▶

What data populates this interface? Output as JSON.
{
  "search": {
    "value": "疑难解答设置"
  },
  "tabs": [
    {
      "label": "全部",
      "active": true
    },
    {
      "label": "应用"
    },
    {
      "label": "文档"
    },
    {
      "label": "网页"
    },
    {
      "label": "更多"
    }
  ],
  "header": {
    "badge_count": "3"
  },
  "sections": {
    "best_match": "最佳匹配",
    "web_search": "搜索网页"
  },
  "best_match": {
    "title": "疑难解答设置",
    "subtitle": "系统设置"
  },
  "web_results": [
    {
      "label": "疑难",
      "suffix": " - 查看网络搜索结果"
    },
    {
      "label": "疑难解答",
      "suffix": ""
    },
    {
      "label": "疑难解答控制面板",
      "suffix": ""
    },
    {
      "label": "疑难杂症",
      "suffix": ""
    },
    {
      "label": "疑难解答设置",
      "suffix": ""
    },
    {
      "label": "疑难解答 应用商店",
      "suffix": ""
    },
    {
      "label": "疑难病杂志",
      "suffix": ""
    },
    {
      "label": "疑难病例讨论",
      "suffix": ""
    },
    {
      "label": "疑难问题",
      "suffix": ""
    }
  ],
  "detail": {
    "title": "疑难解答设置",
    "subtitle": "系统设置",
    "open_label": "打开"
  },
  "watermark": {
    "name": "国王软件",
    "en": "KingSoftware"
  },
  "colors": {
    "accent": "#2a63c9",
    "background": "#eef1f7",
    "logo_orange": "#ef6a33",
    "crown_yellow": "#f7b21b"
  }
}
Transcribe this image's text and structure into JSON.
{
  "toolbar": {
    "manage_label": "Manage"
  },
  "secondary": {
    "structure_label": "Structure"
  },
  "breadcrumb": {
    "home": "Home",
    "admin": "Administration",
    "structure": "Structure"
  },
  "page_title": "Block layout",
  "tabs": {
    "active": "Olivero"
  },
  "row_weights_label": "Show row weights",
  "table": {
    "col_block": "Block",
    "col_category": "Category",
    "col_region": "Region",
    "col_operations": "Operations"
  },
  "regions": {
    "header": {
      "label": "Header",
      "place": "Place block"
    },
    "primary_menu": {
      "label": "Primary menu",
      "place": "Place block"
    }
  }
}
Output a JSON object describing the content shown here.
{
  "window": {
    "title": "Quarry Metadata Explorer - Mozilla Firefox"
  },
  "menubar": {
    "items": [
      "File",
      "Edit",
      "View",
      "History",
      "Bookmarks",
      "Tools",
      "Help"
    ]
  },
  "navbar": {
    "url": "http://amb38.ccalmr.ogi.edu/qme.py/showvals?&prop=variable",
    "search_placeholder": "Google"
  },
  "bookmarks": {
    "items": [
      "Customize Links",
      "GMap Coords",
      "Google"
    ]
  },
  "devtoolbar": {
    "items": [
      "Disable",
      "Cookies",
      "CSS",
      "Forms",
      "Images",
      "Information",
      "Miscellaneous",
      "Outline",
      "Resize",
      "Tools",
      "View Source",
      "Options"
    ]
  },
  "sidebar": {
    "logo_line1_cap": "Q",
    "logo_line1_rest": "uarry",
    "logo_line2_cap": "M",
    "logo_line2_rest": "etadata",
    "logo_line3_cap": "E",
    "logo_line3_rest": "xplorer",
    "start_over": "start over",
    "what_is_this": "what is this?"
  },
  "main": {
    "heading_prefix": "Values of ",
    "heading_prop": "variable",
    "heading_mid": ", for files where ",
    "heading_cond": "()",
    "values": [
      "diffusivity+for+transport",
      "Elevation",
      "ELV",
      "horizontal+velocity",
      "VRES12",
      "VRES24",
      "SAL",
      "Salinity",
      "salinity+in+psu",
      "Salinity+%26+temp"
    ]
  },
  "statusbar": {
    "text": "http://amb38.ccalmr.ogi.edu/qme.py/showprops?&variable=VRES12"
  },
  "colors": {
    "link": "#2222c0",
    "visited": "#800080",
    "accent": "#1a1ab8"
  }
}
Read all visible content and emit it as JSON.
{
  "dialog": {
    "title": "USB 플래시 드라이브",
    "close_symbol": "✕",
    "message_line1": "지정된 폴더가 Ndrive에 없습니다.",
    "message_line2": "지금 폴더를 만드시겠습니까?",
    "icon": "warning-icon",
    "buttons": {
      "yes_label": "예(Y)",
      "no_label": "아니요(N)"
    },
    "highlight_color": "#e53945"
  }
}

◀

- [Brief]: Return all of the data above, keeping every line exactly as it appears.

- [Reply]:
What data populates this interface? Output as JSON.
{
  "search": {
    "value": "疑难解答设置"
  },
  "tabs": [
    {
      "label": "全部",
      "active": true
    },
    {
      "label": "应用"
    },
    {
      "label": "文档"
    },
    {
      "label": "网页"
    },
    {
      "label": "更多"
    }
  ],
  "header": {
    "badge_count": "3"
  },
  "sections": {
    "best_match": "最佳匹配",
    "web_search": "搜索网页"
  },
  "best_match": {
    "title": "疑难解答设置",
    "subtitle": "系统设置"
  },
  "web_results": [
    {
      "label": "疑难",
      "suffix": " - 查看网络搜索结果"
    },
    {
      "label": "疑难解答",
      "suffix": ""
    },
    {
      "label": "疑难解答控制面板",
      "suffix": ""
    },
    {
      "label": "疑难杂症",
      "suffix": ""
    },
    {
      "label": "疑难解答设置",
      "suffix": ""
    },
    {
      "label": "疑难解答 应用商店",
      "suffix": ""
    },
    {
      "label": "疑难病杂志",
      "suffix": ""
    },
    {
      "label": "疑难病例讨论",
      "suffix": ""
    },
    {
      "label": "疑难问题",
      "suffix": ""
    }
  ],
  "detail": {
    "title": "疑难解答设置",
    "subtitle": "系统设置",
    "open_label": "打开"
  },
  "watermark": {
    "name": "国王软件",
    "en": "KingSoftware"
  },
  "colors": {
    "accent": "#2a63c9",
    "background": "#eef1f7",
    "logo_orange": "#ef6a33",
    "crown_yellow": "#f7b21b"
  }
}
Transcribe this image's text and structure into JSON.
{
  "toolbar": {
    "manage_label": "Manage"
  },
  "secondary": {
    "structure_label": "Structure"
  },
  "breadcrumb": {
    "home": "Home",
    "admin": "Administration",
    "structure": "Structure"
  },
  "page_title": "Block layout",
  "tabs": {
    "active": "Olivero"
  },
  "row_weights_label": "Show row weights",
  "table": {
    "col_block": "Block",
    "col_category": "Category",
    "col_region": "Region",
    "col_operations": "Operations"
  },
  "regions": {
    "header": {
      "label": "Header",
      "place": "Place block"
    },
    "primary_menu": {
      "label": "Primary menu",
      "place": "Place block"
    }
  }
}
Output a JSON object describing the content shown here.
{
  "window": {
    "title": "Quarry Metadata Explorer - Mozilla Firefox"
  },
  "menubar": {
    "items": [
      "File",
      "Edit",
      "View",
      "History",
      "Bookmarks",
      "Tools",
      "Help"
    ]
  },
  "navbar": {
    "url": "http://amb38.ccalmr.ogi.edu/qme.py/showvals?&prop=variable",
    "search_placeholder": "Google"
  },
  "bookmarks": {
    "items": [
      "Customize Links",
      "GMap Coords",
      "Google"
    ]
  },
  "devtoolbar": {
    "items": [
      "Disable",
      "Cookies",
      "CSS",
      "Forms",
      "Images",
      "Information",
      "Miscellaneous",
      "Outline",
      "Resize",
      "Tools",
      "View Source",
      "Options"
    ]
  },
  "sidebar": {
    "logo_line1_cap": "Q",
    "logo_line1_rest": "uarry",
    "logo_line2_cap": "M",
    "logo_line2_rest": "etadata",
    "logo_line3_cap": "E",
    "logo_line3_rest": "xplorer",
    "start_over": "start over",
    "what_is_this": "what is this?"
  },
  "main": {
    "heading_prefix": "Values of ",
    "heading_prop": "variable",
    "heading_mid": ", for files where ",
    "heading_cond": "()",
    "values": [
      "diffusivity+for+transport",
      "Elevation",
      "ELV",
      "horizontal+velocity",
      "VRES12",
      "VRES24",
      "SAL",
      "Salinity",
      "salinity+in+psu",
      "Salinity+%26+temp"
    ]
  },
  "statusbar": {
    "text": "http://amb38.ccalmr.ogi.edu/qme.py/showprops?&variable=VRES12"
  },
  "colors": {
    "link": "#2222c0",
    "visited": "#800080",
    "accent": "#1a1ab8"
  }
}
Read all visible content and emit it as JSON.
{
  "dialog": {
    "title": "USB 플래시 드라이브",
    "close_symbol": "✕",
    "message_line1": "지정된 폴더가 Ndrive에 없습니다.",
    "message_line2": "지금 폴더를 만드시겠습니까?",
    "icon": "warning-icon",
    "buttons": {
      "yes_label": "예(Y)",
      "no_label": "아니요(N)"
    },
    "highlight_color": "#e53945"
  }
}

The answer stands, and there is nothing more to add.